All in all, it’s not a bad setup. It’s more storage than I expected (though gutted there’s no real option or space for a desk), and there’s only one roommate (in the room I share) which means I’ve got the top bunk, which I can live with.
Unfortunately, our roommate is new too, and that has resulted in something we didn’t prep for. The flats kitchen does not come equipped with anything standard. What’s left is what the previous roommates left behind. And our flat’s previous owners were frugal. There’s no pots, very little cooking utensils (although plenty of cutlery) and not many mugs or cups. We’re going to have to hunt down more by the looks of things.
The bedding is also a little terrifying – the mattress is more like a slab of foam. I can tell just by looking at it that I’m going to be in agony if I try to sleep on it, so getting a mattress topper suddenly jumps to the top of my to do list. Bedding seems fine, just very thin, so need to see about a comforter too.
Once we’ve dumped our bags, a girl from WHC who left last week shows up and offers to escort us to where we need to go for our staff cards.

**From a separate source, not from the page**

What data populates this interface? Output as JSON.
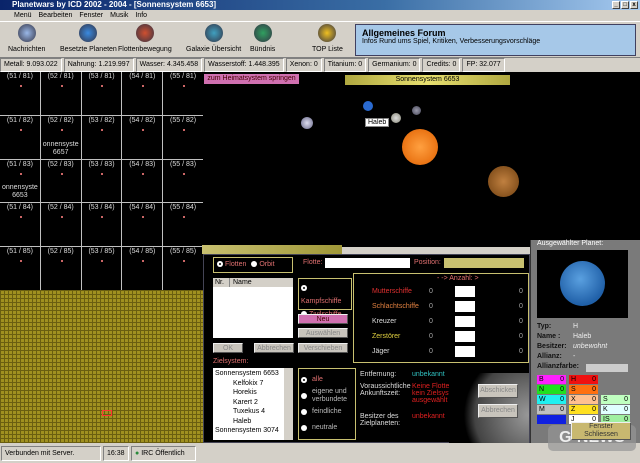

We need to head to The Cabin which is only five minutes away from these buildings, and sort of on my way for when I head to the chair lift. Only takes about ten minutes to get processed (basically give them ID, bank details, work visa, SIN number and criminal record check and they give you a temporary card for the weekend), and then we’re reversing and heading down something charmingly named ‘Staff Hill’ for uniforms.
This is the hill people working in town or at the Roundhouse have to walk up and down each day. It’s ridiculously steep since the accommodation is about 400 metres about the village, and an absolute nightmare to hike up afterwards.
The village itself is a little like Vancouver – it’s separated into separate villages, although I’m not sure if there’s a pattern to the design. The main area is obviously home to the chairlift and gondola, along with the end of the mountain bike trail. The second half is home to the cinema and a lot of restaurants and shops, and leads into Olympic Village, which hosts the silver rings and a children’s playground.
Our stop is in the first village, and I’m grateful for the guide because I’d never have found it on my own. It’s tucked into a corner, hidden behind a bike shop. As it turns out, I didn’t need to come anyway, because my job is classed as Back of House, and they only have uniforms for Front of House when it comes to the Rendezvous. I’ll get my uniform at work, or so they say. I’ll clarify at training next week.
I separate from everyone then to get my card issue sorted at CIBC (in Olympic Village), and then just wander around to see Whistler in its summer glory. First thing that strikes me is the prices – even a simple slice of pizza is a good 1-2 dollars more than I was paying in Vancouver. Even food in the shops is pricy. Really looking forward to getting one free meal a day at work – it’s probably the main reason I’ll survive.
I head back up to the room after that – and boy if I have to go up and down this sucker at least once a day I’ll definitely get fit pretty quickly. It’s also a great deterrent for buying sugar or chocolate. If you have to walk down Staff Hill to get it, by the time you’ve walked back up, you’ll have earned it.
I don’t start training until next week, so I have the weekend to get my bearings before everything gets busy.